Return every line of the data below, exactly.

-.-.-

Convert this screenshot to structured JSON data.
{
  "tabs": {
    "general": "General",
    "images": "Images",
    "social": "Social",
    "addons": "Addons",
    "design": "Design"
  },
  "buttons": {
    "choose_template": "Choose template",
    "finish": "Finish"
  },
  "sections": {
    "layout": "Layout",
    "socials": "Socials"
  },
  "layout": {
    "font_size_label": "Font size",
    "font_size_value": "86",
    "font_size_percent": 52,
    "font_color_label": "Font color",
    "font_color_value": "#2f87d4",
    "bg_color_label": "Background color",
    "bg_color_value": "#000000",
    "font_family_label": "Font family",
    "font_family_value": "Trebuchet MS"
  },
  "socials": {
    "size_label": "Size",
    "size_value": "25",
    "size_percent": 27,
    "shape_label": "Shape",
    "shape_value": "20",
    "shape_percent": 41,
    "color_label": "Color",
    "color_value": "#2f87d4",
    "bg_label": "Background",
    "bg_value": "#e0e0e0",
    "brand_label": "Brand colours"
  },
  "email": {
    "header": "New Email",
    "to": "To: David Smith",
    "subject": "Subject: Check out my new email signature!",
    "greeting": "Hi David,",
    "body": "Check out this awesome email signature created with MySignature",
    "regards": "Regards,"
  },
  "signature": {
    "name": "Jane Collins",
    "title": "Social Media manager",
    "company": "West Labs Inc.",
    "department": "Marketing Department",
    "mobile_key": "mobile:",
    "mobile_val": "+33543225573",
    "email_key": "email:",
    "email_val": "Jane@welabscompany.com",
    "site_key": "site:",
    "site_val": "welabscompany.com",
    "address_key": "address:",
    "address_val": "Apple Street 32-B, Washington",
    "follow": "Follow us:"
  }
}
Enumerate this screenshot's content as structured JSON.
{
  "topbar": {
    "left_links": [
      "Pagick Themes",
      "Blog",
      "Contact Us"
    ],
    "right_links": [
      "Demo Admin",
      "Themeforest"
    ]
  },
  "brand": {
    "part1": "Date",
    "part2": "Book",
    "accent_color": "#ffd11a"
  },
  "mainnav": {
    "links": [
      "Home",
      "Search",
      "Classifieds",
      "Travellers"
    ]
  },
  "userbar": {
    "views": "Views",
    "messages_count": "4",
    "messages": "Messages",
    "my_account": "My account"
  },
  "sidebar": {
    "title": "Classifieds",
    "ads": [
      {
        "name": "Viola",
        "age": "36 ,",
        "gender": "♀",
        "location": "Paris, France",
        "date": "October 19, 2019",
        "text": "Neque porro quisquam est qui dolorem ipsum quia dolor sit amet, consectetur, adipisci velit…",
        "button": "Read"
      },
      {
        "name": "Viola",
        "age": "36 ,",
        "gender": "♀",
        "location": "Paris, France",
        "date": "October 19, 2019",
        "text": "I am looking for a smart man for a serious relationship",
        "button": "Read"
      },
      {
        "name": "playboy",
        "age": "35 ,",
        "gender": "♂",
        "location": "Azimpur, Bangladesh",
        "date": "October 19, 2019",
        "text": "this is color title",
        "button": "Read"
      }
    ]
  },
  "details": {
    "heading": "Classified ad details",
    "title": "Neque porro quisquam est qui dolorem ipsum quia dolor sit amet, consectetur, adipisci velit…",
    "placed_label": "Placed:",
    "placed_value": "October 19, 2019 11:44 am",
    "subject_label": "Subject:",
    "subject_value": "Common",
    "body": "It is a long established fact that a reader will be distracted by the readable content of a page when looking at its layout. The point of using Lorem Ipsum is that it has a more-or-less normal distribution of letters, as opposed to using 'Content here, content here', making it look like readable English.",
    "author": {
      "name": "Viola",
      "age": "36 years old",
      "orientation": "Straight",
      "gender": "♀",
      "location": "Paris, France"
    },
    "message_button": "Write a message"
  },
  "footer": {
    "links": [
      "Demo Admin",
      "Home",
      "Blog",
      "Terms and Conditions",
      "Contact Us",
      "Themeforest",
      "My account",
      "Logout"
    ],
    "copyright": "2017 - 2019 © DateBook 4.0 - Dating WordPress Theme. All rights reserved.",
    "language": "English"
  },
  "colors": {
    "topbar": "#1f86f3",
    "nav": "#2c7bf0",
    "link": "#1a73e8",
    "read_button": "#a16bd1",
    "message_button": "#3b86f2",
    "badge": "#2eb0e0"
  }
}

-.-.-

» **Your response**
Convert this screenshot to structured JSON data.
{
  "tabs": {
    "general": "General",
    "images": "Images",
    "social": "Social",
    "addons": "Addons",
    "design": "Design"
  },
  "buttons": {
    "choose_template": "Choose template",
    "finish": "Finish"
  },
  "sections": {
    "layout": "Layout",
    "socials": "Socials"
  },
  "layout": {
    "font_size_label": "Font size",
    "font_size_value": "86",
    "font_size_percent": 52,
    "font_color_label": "Font color",
    "font_color_value": "#2f87d4",
    "bg_color_label": "Background color",
    "bg_color_value": "#000000",
    "font_family_label": "Font family",
    "font_family_value": "Trebuchet MS"
  },
  "socials": {
    "size_label": "Size",
    "size_value": "25",
    "size_percent": 27,
    "shape_label": "Shape",
    "shape_value": "20",
    "shape_percent": 41,
    "color_label": "Color",
    "color_value": "#2f87d4",
    "bg_label": "Background",
    "bg_value": "#e0e0e0",
    "brand_label": "Brand colours"
  },
  "email": {
    "header": "New Email",
    "to": "To: David Smith",
    "subject": "Subject: Check out my new email signature!",
    "greeting": "Hi David,",
    "body": "Check out this awesome email signature created with MySignature",
    "regards": "Regards,"
  },
  "signature": {
    "name": "Jane Collins",
    "title": "Social Media manager",
    "company": "West Labs Inc.",
    "department": "Marketing Department",
    "mobile_key": "mobile:",
    "mobile_val": "+33543225573",
    "email_key": "email:",
    "email_val": "Jane@welabscompany.com",
    "site_key": "site:",
    "site_val": "welabscompany.com",
    "address_key": "address:",
    "address_val": "Apple Street 32-B, Washington",
    "follow": "Follow us:"
  }
}
Enumerate this screenshot's content as structured JSON.
{
  "topbar": {
    "left_links": [
      "Pagick Themes",
      "Blog",
      "Contact Us"
    ],
    "right_links": [
      "Demo Admin",
      "Themeforest"
    ]
  },
  "brand": {
    "part1": "Date",
    "part2": "Book",
    "accent_color": "#ffd11a"
  },
  "mainnav": {
    "links": [
      "Home",
      "Search",
      "Classifieds",
      "Travellers"
    ]
  },
  "userbar": {
    "views": "Views",
    "messages_count": "4",
    "messages": "Messages",
    "my_account": "My account"
  },
  "sidebar": {
    "title": "Classifieds",
    "ads": [
      {
        "name": "Viola",
        "age": "36 ,",
        "gender": "♀",
        "location": "Paris, France",
        "date": "October 19, 2019",
        "text": "Neque porro quisquam est qui dolorem ipsum quia dolor sit amet, consectetur, adipisci velit…",
        "button": "Read"
      },
      {
        "name": "Viola",
        "age": "36 ,",
        "gender": "♀",
        "location": "Paris, France",
        "date": "October 19, 2019",
        "text": "I am looking for a smart man for a serious relationship",
        "button": "Read"
      },
      {
        "name": "playboy",
        "age": "35 ,",
        "gender": "♂",
        "location": "Azimpur, Bangladesh",
        "date": "October 19, 2019",
        "text": "this is color title",
        "button": "Read"
      }
    ]
  },
  "details": {
    "heading": "Classified ad details",
    "title": "Neque porro quisquam est qui dolorem ipsum quia dolor sit amet, consectetur, adipisci velit…",
    "placed_label": "Placed:",
    "placed_value": "October 19, 2019 11:44 am",
    "subject_label": "Subject:",
    "subject_value": "Common",
    "body": "It is a long established fact that a reader will be distracted by the readable content of a page when looking at its layout. The point of using Lorem Ipsum is that it has a more-or-less normal distribution of letters, as opposed to using 'Content here, content here', making it look like readable English.",
    "author": {
      "name": "Viola",
      "age": "36 years old",
      "orientation": "Straight",
      "gender": "♀",
      "location": "Paris, France"
    },
    "message_button": "Write a message"
  },
  "footer": {
    "links": [
      "Demo Admin",
      "Home",
      "Blog",
      "Terms and Conditions",
      "Contact Us",
      "Themeforest",
      "My account",
      "Logout"
    ],
    "copyright": "2017 - 2019 © DateBook 4.0 - Dating WordPress Theme. All rights reserved.",
    "language": "English"
  },
  "colors": {
    "topbar": "#1f86f3",
    "nav": "#2c7bf0",
    "link": "#1a73e8",
    "read_button": "#a16bd1",
    "message_button": "#3b86f2",
    "badge": "#2eb0e0"
  }
}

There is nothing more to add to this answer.